■ Try it
Though the entries hold pictures, only their text should be duplicated, exactly and in full.

BEGIN Excerpted data

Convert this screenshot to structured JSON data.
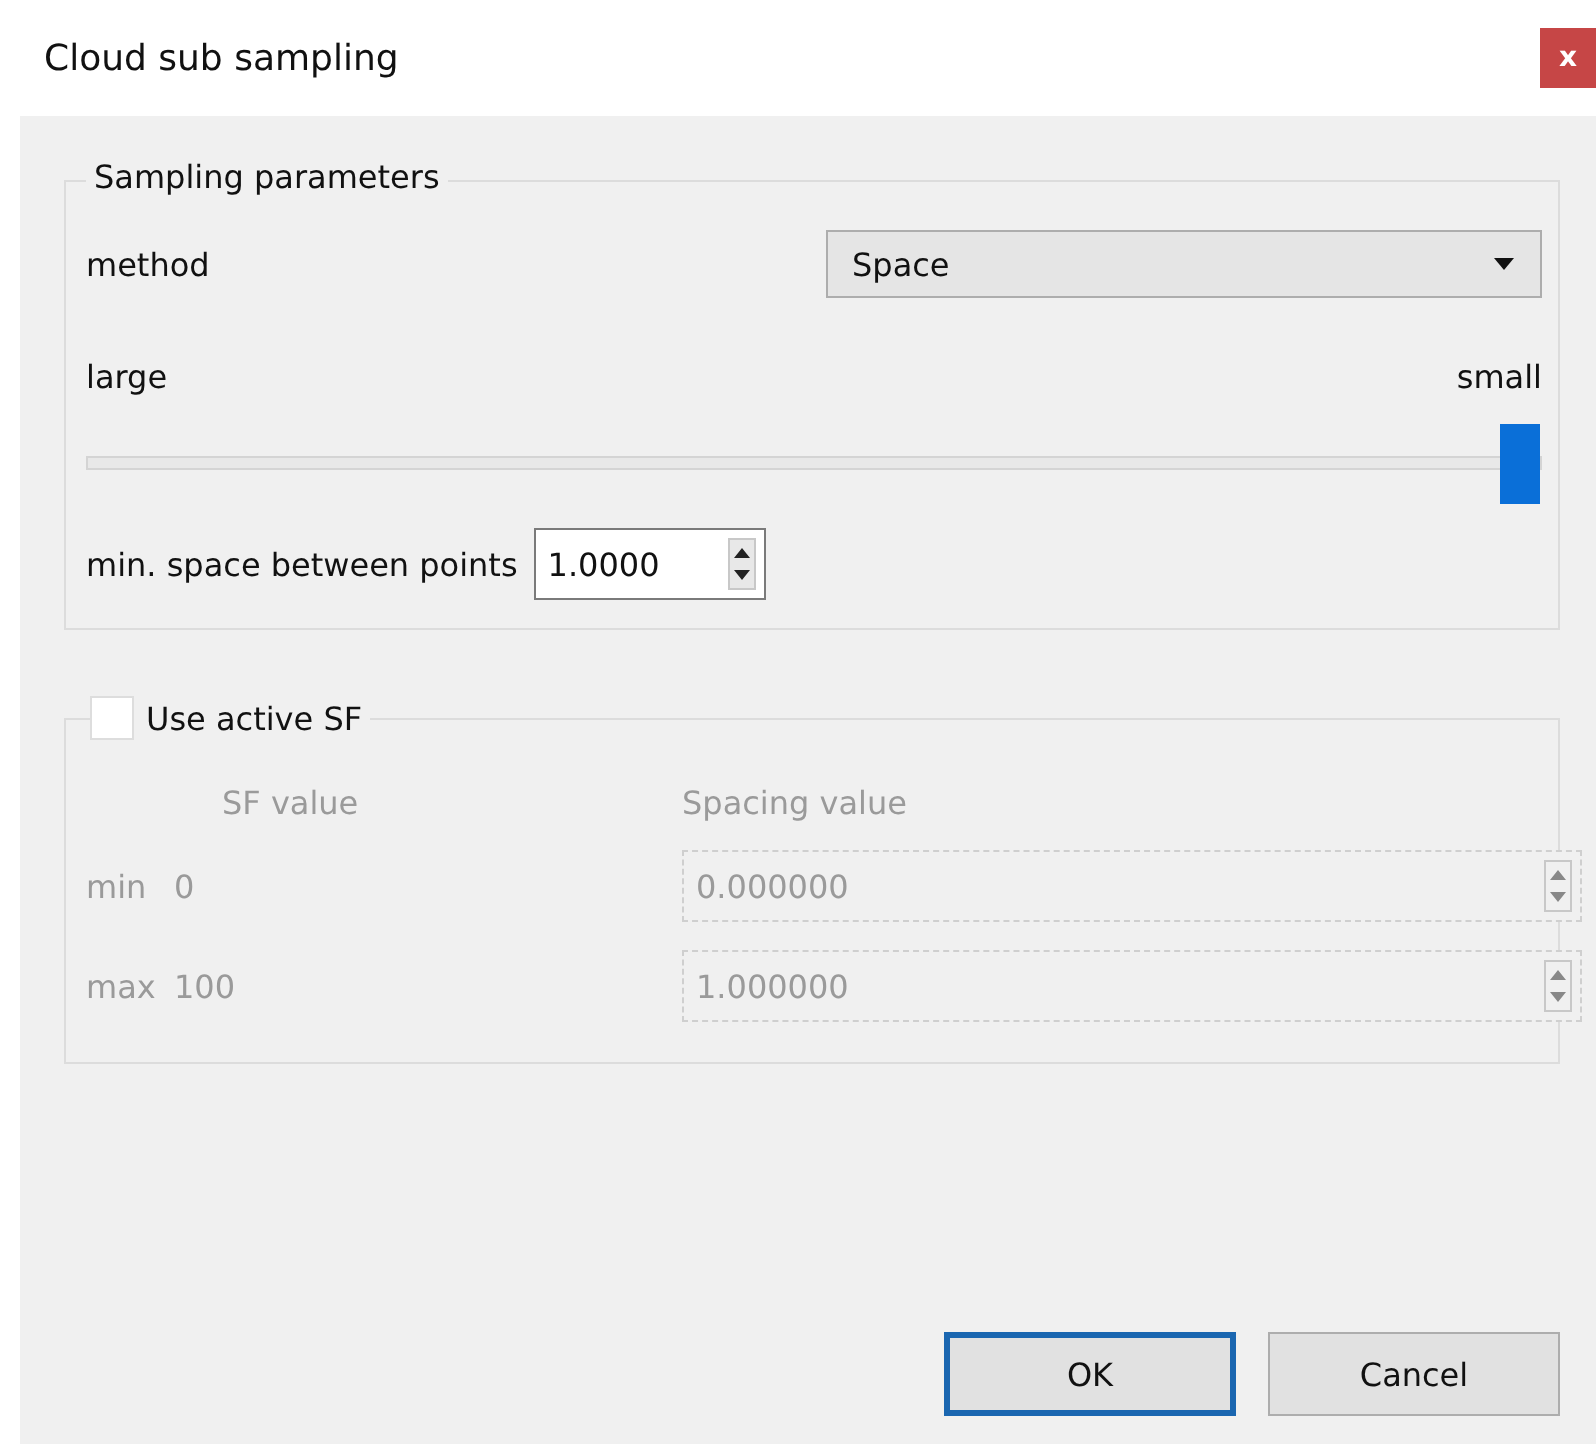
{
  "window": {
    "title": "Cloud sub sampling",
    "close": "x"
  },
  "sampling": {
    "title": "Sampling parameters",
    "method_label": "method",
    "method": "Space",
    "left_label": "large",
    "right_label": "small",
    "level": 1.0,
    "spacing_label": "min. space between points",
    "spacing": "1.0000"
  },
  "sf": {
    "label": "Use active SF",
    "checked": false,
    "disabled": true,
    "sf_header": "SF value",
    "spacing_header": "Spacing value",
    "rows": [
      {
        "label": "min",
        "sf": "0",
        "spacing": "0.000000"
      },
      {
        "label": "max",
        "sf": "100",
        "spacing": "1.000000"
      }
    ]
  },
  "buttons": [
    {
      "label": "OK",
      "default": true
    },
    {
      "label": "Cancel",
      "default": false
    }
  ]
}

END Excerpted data

■ Exercise answer
Convert this screenshot to structured JSON data.
{
  "window": {
    "title": "Cloud sub sampling",
    "close": "x"
  },
  "sampling": {
    "title": "Sampling parameters",
    "method_label": "method",
    "method": "Space",
    "left_label": "large",
    "right_label": "small",
    "level": 1.0,
    "spacing_label": "min. space between points",
    "spacing": "1.0000"
  },
  "sf": {
    "label": "Use active SF",
    "checked": false,
    "disabled": true,
    "sf_header": "SF value",
    "spacing_header": "Spacing value",
    "rows": [
      {
        "label": "min",
        "sf": "0",
        "spacing": "0.000000"
      },
      {
        "label": "max",
        "sf": "100",
        "spacing": "1.000000"
      }
    ]
  },
  "buttons": [
    {
      "label": "OK",
      "default": true
    },
    {
      "label": "Cancel",
      "default": false
    }
  ]
}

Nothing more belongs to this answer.